My kids aren’t into traditional spelling lessons, as many aren’t. When my kids did their brief stint in school one of them had a teacher who had alternative ways for them to practice spelling. She would have them write the word in different colors, create word searches, spelling bingo…all kinds of fun stuff. She didn’t have a spelling battleship game, but I was inspired by her other games.
See, I was lying in bed around 5am and I had to go to the bathroom. I got up, felt my way through the dark (and managed not to trip over anything thing time, thank you very much!), did my business and went back to bed. When I wake up around that time I know I’ll never achieve full sleep status again, but if I’m lucky I’ll hit some kind of twilight sleep where my brain is active but my body is resting. This is when some of my best ideas come, even entire chapters of novels on occasion. I often forget the idea, so when I get them now I force myself to make a note on my phone.
That’s what happened this morning, apparently the fact that I sometimes get really sick of spelling words for the kids (hey, I’m only human!) was lurking in my subconscious. The idea for Spelling Battleship came to me so I rolled over to leave a voice note on my phone. While I’m pretty sure I said “Spelling Battleship”, Siri head “Sell out by hip”, thankfully I remembered my idea this time though.
FREE Printable Spelling Battleship Game
STEP ONE: Print out 4 Battleship game boards. I’ve created a simple 10×10 Battleship game board for you, all you have to do is print it twice.
CLICK HERE TO DOWNLOAD THE BATTLESHIP GAMEBOARD
If 10×10 isn’t big enough to you, these charts are super easy to make. I made this one in Google Docs using the insert a table feature. Decide what size to make the grid (I suggest printing larger grids in landscape format) and add one row and one column. Label the extra row with numbers and the extra column with letters so you have map coordinates, like so:
STEP TWO: Have your kids down write some spelling words, one letter per square. Feel free to encourage them to get “tricky” and place the words along the edges or diagonally.
Set up the game boards by using a folder or a tablet, secured by a large paperclip or binder clip at top. Place the game board with the written words on the top, the blank game board on the bottom.
STEP THREE: Players take turns calling out coordinates. If your opponent has a letter on the coordinate, they say “I’ve been hit” and mark an X over their letter. You then use that information to try to hit the other parts of the boat, er, word. Once the entire word is crossed out the player declares “You’ve sunk my battleship!”. If you call out a coordinate and there is nothing there to sink, mark that on the bottom game board so you know not to call out that coordinate again. I use an X for non-hits and a circle for hits.
The first player with all of their battleships (you know, the spelling words) sunk is the unfortunate loser.
How does this reinforce spelling skills?

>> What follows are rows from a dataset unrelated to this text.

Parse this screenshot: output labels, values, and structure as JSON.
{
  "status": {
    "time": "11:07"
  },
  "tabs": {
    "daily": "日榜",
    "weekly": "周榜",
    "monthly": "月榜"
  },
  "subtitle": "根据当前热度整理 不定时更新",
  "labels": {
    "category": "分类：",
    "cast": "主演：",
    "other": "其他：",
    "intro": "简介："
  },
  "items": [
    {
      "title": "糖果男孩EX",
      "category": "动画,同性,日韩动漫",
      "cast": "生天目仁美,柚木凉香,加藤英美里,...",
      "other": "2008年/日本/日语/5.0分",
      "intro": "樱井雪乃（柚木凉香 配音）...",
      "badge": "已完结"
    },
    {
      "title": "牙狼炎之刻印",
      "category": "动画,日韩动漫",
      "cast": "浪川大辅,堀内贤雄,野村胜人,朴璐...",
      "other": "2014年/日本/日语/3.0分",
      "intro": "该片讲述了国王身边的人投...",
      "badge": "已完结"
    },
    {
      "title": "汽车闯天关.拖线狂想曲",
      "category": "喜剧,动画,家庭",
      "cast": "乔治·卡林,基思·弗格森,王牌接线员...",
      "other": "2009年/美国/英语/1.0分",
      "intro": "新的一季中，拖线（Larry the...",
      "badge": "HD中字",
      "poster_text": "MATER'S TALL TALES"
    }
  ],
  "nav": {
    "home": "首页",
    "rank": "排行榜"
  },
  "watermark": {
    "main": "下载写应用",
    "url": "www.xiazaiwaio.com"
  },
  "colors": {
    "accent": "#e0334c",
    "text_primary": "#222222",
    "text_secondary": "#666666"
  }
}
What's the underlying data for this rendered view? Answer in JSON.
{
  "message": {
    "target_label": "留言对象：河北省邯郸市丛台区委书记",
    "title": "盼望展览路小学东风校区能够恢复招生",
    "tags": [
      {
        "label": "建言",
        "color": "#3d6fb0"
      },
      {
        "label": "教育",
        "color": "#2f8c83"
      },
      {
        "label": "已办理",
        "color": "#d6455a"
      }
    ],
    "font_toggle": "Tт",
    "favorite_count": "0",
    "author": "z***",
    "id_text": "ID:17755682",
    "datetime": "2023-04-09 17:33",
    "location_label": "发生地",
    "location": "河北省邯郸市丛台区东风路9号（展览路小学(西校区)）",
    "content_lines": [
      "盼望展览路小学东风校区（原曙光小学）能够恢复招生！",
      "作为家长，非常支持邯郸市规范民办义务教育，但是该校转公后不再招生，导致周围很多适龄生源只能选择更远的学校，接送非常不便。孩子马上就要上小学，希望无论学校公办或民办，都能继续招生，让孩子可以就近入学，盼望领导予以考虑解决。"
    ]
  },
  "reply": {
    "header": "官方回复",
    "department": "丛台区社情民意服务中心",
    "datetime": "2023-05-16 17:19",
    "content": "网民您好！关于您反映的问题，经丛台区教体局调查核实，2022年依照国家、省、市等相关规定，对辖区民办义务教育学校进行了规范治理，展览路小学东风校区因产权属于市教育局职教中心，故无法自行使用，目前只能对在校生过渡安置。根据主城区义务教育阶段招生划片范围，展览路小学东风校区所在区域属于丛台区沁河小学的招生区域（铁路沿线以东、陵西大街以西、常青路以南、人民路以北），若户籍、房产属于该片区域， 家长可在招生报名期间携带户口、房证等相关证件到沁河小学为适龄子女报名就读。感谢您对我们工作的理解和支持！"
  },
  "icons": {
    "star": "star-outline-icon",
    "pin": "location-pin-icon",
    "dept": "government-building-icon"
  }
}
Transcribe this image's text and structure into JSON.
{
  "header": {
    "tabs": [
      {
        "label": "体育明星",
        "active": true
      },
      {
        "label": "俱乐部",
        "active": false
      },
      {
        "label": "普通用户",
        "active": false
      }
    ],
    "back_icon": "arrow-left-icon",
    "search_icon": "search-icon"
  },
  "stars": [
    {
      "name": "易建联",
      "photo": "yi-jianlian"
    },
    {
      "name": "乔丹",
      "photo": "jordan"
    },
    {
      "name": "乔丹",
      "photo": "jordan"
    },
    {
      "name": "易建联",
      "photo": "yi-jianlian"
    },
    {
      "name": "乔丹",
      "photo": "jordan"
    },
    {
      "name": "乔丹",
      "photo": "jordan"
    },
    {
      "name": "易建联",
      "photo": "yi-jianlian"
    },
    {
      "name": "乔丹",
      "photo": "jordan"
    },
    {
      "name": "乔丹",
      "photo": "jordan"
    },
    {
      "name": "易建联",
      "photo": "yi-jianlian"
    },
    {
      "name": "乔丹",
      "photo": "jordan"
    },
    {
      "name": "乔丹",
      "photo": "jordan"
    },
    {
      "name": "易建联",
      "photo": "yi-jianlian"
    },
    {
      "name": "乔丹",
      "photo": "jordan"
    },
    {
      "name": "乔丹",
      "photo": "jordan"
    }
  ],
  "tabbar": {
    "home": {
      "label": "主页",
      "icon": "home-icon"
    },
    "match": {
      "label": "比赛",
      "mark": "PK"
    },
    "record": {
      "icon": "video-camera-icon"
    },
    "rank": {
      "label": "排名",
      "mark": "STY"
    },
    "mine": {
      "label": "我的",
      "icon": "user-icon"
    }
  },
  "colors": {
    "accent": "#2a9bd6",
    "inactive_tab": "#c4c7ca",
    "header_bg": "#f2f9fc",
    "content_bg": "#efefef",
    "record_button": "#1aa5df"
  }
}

First, this is a fun way to get your kids to write their spelling words, especially if they’re having problems with a few. Even if you don’t use a spelling program, have them write down those words your kids are always asking you to spell. You can even use this game to get them to write similar but different words, like they/them/their.
Second, your kid will be looking at their game board a lot. Every time they look at their board they are looking at the spelling words, and every time they look at the words they becoming more familiar with them. Before you know it they’ll have their spelling words memorized without tears or testing.
Check out some of my other FREE printables:
Meg Grooms is a long-time homeschooling mother of 6 children, ranging in age from preschool to married with kids of their own. Always a vagabond at heart, Meg and her family have embraced a slow travel lifestyle and currently call Southern California home. Your guess is as good as hers as to where they’ll end up next.
Meg blogs about secular homeschooling and gameschooling at Homeschool Gameschool.